The prognostic value of pulmonary embolism severity index in acute pulmonary embolism: a meta-analysis
1 Department of Respiratory Diseases, the Affiliated Hospital of Nantong University, Xi Si Road 20#, Nantong City, Jiangsu Province, 226001, People’s Republic of China
2 Nantong University, Qi Xiu Road 19#, Nantong City, Jiangsu Province, 226001, People’s Republic of China
Respiratory Research 2012, 13:111 doi:10.1186/1465-9921-13-111Published: 4 December 2012
Prognostic assessment is important for the management of patients with acute pulmonary embolism (APE). Pulmonary Embolism Severity Index (PESI) and simple PESI (sPESI) are new emerged prognostic assessment tools for APE. The aim of this meta-analysis is to assess the accuracy of the PESI and the sPESI to predict prognostic outcomes (all-cause and PE-related mortality, serious adverse events) in APE patients, and compare between these two PESIs.
MEDLINE and EMBASE database were searched up to June 2012 using the terms “Pulmonary Embolism Severity Index” and “pulmonary embolism”. Summary odds ratio (OR) with 95% confidence intervals (CIs) for prognostic outcomes in low risk PESI versus high risk PESI were calculated.
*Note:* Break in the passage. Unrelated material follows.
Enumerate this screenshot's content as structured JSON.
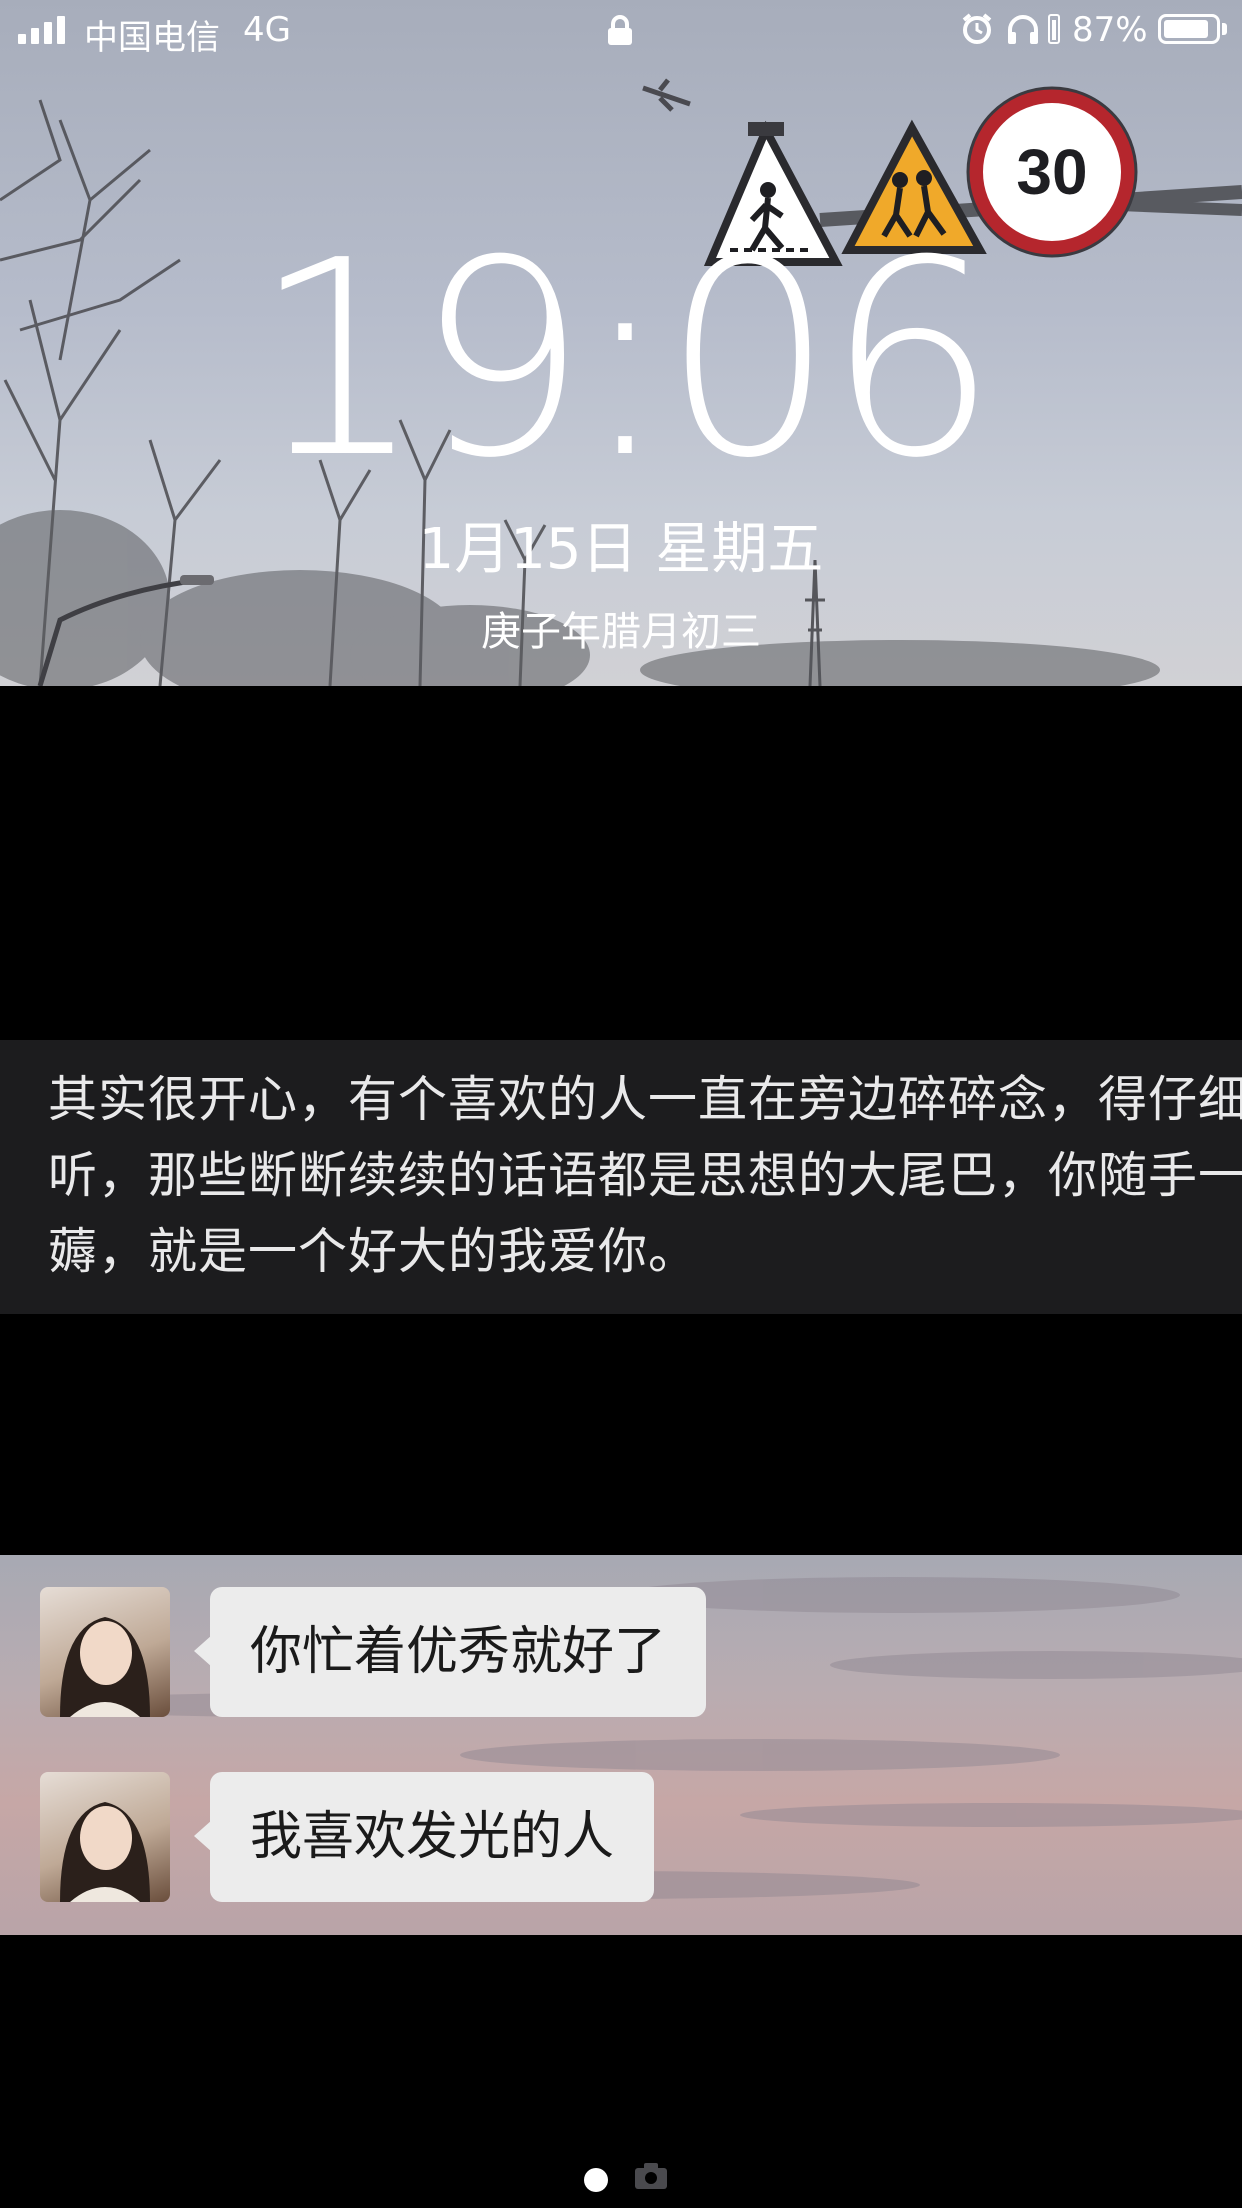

Summary receiver operating characteristic curve (SROC) used to estimate overall predicting accuracies of prognostic outcomes.
Twenty-one studies were included in this meta-analysis. The results showed low-risk PESI was significantly associated with lower all-cause mortality (OR 0.13; 95% CI 0.12 to 0.15), PE-related mortality (OR 0.09; 95% CI 0.05 to 0.17) and serious adverse events (OR 0.34; 95% CI 0.29 to 0.41), with no homogeneity across studies. In sPESI subgroup, the OR of all-cause mortality, PE-related mortality, and serious adverse events was 0.10 (95% CI 0.08 to 0.14), 0.09 (95% CI 0.03 to 0.26) and 0.40 (95% CI 0.31 to 0.51), respectively; while in PESI subgroup, the OR was 0.14 (95% CI 0.13 to 0.16), 0.09 (95% CI 0.04 to 0.21), and 0.30 (95% CI 0.23 to 0.38), respectively. For accuracy analysis, the pooled sensitivity, the pooled specificity, and the overall weighted AUC for PESI predicting all-cause mortality was 0.909 (95% CI: 0.900 to 0.916), 0.411 (95% CI: 0.407 to 0.415), and 0.7853±0.0058, respectively; for PE-related mortality, it was 0.953 (95% CI: 0.913 to 0.978), 0.374 (95% CI: 0.360 to 0.388), and 0.8218±0.0349, respectively; for serious adverse events, it was 0.821 (95% CI: 0.795 to 0.845), 0.389 (95% CI: 0.384 to 0.394), and 0.6809±0.0208, respectively. In sPESI subgroup, the AUC for predicting all-cause mortality, PE-related mortality, and serious adverse events was 0.7920±0.0117, 0.8317±0.0547, and 0.6454±0.0197, respectively. In PESI subgroup, the AUC was 0.7856±0.0075, 0.8158±0.0451, and 0.6609±0.0252, respectively.
PESI has discriminative power to predict the short-term death and adverse outcome events in patients with acute pulmonary embolism, the PESI and the sPESI have similar accuracy, while sPESI is easier to use. However, the calibration for predicting prognosis can’t be calculated from this meta-analysis, some prospective studies for accessing PESI predicting calibration can be recommended.